Using the data below, count the lines that carry the string "Google" and write only the count.

Data shown
- Opening Delimiter -
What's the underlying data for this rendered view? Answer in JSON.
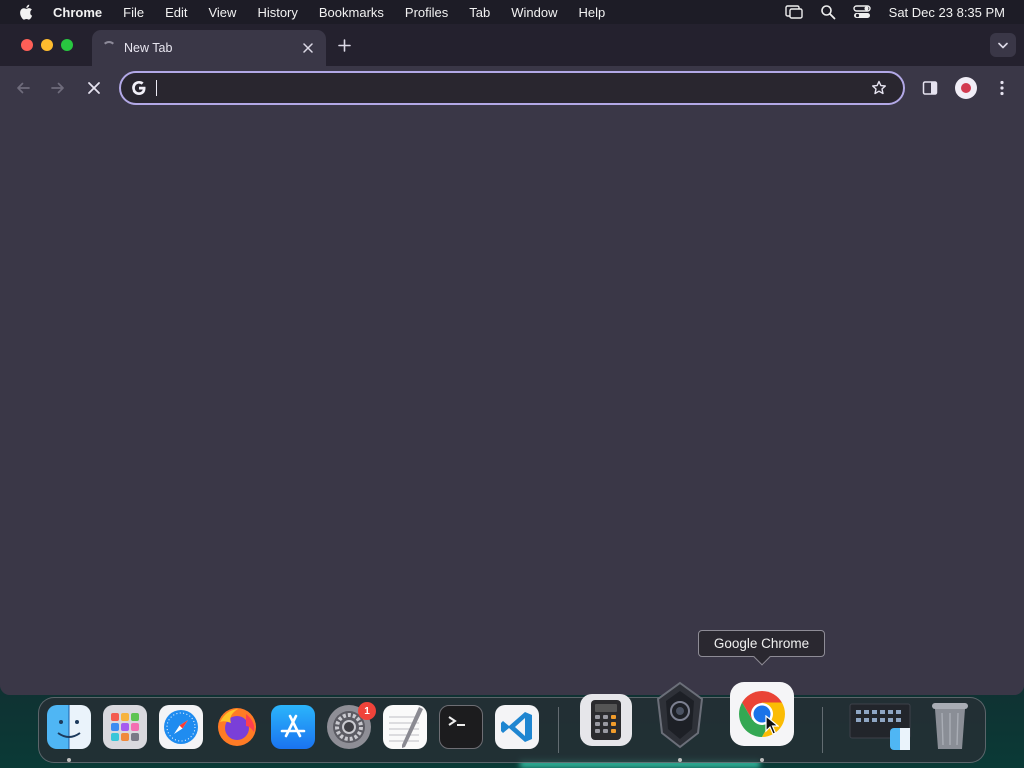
{
  "menubar": {
    "app_name": "Chrome",
    "items": [
      "File",
      "Edit",
      "View",
      "History",
      "Bookmarks",
      "Profiles",
      "Tab",
      "Window",
      "Help"
    ],
    "clock": "Sat Dec 23  8:35 PM"
  },
  "browser": {
    "tab": {
      "title": "New Tab",
      "loading": true
    },
    "omnibox": {
      "value": "",
      "placeholder": ""
    }
  },
  "tooltip": {
    "text": "Google Chrome"
  },
  "dock": {
    "apps": [
      {
        "name": "Finder",
        "icon": "finder-icon",
        "running": true
      },
      {
        "name": "Launchpad",
        "icon": "launchpad-icon",
        "running": false
      },
      {
        "name": "Safari",
        "icon": "safari-icon",
        "running": false
      },
      {
        "name": "Firefox",
        "icon": "firefox-icon",
        "running": false
      },
      {
        "name": "App Store",
        "icon": "app-store-icon",
        "running": false
      },
      {
        "name": "System Settings",
        "icon": "system-settings-icon",
        "running": false,
        "badge": "1"
      },
      {
        "name": "TextEdit",
        "icon": "textedit-icon",
        "running": false
      },
      {
        "name": "Terminal",
        "icon": "terminal-icon",
        "running": false
      },
      {
        "name": "Visual Studio Code",
        "icon": "vscode-icon",
        "running": false
      },
      {
        "name": "Calculator",
        "icon": "calculator-icon",
        "running": false
      },
      {
        "name": "Shield App",
        "icon": "shield-app-icon",
        "running": true
      },
      {
        "name": "Google Chrome",
        "icon": "chrome-icon",
        "running": true
      },
      {
        "name": "Downloads",
        "icon": "downloads-stack-icon",
        "running": false
      },
      {
        "name": "Trash",
        "icon": "trash-icon",
        "running": false
      }
    ]
  },
  "colors": {
    "menubar_bg": "#1d1c26",
    "titlebar_bg": "#24212e",
    "window_bg": "#3a3747",
    "omnibox_border": "#b2a8e6",
    "traffic_close": "#fe5f57",
    "traffic_min": "#febc2e",
    "traffic_max": "#28c840"
  }
}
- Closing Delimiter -
Your response
2